, Volume 58, Issue 5, pp 757-764
Date: 11 Oct 2012

The use of household cleaning products during pregnancy and lower respiratory tract infections and wheezing during early life

Rent the article at a discount

Rent now

* Final gross prices may vary according to local VAT.

Get Access



To evaluate the effects of household use of cleaning products during pregnancy on infant wheezing and lower respiratory tract infections (LRTI).


In four prospective Spanish birth cohorts (n = 2,292), pregnant women reported the use of household cleaning products. When infants were 12–18 months old, current cleaning product use and infant’s wheezing and LRTI were reported. Cohort-specific associations between the use of specific products and respiratory outcomes were evaluated using multivariable regression analyses and estimates were combined using random-effects meta-analyses.

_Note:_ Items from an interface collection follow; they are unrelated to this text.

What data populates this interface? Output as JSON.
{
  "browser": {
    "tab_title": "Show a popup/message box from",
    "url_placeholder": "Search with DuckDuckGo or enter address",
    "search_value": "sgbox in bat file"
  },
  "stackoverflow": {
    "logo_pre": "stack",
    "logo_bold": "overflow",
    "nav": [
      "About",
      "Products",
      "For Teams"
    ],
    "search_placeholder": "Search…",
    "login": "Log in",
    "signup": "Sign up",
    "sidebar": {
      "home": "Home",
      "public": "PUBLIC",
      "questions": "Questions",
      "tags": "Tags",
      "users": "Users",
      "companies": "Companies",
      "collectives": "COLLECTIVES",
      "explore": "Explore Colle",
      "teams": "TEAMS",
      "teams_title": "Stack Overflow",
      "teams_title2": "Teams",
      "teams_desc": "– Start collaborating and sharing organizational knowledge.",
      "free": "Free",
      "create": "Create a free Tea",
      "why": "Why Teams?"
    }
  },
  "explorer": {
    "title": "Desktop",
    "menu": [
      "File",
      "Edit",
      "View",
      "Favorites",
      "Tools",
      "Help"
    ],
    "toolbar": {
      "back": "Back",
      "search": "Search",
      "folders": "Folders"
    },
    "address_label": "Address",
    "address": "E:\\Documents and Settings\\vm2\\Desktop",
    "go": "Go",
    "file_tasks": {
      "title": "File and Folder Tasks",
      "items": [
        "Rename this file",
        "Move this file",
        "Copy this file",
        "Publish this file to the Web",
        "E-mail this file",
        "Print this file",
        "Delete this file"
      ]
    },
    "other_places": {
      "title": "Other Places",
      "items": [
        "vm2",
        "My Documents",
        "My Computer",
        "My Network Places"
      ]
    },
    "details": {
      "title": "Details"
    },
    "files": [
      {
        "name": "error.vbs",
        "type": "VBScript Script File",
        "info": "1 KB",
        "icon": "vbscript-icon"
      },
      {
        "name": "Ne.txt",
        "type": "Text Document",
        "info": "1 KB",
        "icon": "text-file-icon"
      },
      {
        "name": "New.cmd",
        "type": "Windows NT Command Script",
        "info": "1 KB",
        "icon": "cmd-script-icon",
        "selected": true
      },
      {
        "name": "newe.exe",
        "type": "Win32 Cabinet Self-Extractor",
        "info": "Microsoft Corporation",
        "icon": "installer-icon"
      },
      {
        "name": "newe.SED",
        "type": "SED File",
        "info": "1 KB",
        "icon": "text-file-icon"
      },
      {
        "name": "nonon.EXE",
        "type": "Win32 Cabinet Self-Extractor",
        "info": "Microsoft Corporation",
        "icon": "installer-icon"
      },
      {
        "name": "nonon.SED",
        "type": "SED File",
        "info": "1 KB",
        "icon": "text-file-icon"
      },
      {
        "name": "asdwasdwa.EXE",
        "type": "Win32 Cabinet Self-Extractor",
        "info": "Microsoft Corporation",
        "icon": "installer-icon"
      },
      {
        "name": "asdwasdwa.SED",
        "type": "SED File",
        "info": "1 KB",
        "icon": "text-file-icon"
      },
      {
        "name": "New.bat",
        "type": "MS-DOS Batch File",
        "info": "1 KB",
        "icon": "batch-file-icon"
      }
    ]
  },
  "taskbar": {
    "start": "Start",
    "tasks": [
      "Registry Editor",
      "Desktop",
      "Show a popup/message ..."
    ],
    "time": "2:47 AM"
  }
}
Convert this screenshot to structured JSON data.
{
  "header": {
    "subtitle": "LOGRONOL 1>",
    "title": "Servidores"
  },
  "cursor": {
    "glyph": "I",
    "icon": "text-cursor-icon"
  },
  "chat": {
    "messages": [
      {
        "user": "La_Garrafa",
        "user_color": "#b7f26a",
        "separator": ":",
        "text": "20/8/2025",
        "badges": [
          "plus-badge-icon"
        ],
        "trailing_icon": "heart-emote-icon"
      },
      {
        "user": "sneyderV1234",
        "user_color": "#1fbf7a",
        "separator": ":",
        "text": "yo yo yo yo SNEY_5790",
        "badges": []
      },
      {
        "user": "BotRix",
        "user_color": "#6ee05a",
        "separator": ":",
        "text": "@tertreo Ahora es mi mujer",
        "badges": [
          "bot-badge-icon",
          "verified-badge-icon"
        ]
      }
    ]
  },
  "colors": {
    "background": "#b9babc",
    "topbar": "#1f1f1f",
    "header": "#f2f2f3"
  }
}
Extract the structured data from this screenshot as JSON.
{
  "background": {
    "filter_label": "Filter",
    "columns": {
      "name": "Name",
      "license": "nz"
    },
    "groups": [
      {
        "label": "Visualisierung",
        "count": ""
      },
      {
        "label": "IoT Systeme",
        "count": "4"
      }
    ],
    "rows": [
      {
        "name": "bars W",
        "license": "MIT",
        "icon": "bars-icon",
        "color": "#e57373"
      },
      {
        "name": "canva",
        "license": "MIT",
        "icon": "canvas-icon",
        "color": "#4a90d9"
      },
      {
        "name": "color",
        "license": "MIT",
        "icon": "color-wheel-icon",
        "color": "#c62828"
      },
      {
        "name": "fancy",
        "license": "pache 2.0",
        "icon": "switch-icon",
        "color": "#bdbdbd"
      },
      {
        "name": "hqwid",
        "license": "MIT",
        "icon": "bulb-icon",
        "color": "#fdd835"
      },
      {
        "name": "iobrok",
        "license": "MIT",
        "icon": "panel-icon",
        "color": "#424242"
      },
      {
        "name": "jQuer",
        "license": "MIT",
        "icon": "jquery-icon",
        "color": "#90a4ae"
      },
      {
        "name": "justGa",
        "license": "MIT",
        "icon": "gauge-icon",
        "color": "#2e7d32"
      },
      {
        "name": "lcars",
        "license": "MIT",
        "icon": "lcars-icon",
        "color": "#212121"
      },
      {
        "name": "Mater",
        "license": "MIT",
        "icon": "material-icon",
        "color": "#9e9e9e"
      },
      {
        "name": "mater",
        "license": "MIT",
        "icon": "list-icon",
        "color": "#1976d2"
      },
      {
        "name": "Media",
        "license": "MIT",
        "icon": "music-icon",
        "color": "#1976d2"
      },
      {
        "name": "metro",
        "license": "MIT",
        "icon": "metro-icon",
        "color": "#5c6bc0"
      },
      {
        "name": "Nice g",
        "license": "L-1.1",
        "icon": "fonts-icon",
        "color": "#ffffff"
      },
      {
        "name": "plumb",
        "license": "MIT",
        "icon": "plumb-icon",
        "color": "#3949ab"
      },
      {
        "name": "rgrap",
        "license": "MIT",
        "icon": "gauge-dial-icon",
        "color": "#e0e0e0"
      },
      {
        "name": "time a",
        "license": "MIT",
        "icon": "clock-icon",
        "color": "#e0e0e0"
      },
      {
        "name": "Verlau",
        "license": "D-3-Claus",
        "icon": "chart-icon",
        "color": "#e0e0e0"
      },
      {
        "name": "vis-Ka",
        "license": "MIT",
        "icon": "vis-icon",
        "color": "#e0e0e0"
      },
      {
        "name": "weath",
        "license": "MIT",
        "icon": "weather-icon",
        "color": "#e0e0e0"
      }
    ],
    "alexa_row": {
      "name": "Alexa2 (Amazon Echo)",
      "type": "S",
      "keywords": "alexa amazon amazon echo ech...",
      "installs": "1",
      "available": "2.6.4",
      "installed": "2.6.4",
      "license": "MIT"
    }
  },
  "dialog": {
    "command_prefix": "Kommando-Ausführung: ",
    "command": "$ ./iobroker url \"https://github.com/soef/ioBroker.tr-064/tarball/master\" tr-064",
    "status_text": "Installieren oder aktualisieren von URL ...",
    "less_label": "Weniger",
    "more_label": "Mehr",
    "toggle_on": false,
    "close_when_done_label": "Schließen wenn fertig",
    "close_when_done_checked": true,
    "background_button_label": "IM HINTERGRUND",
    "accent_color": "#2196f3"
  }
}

The period prevalence of LRTI was higher when sprays (combined odds ratio (OR) = 1.29; 95 % confidence interval (CI) 1.04–1.59) or air fresheners (OR = 1.29; CI 1.03–1.63) were used during pregnancy. The odds of wheezing increased with spray (OR = 1.37; CI 1.10–1.69) and solvent (OR = 1.30; CI 1.03–1.62) use. The associations between spray and air freshener use during pregnancy and both outcomes remained apparent when these products were not used after pregnancy. Nevertheless, the estimates were higher when post-natal exposure was included.


The use of cleaning sprays, air fresheners and solvents during pregnancy may increase the risk of wheezing and infections in the offspring.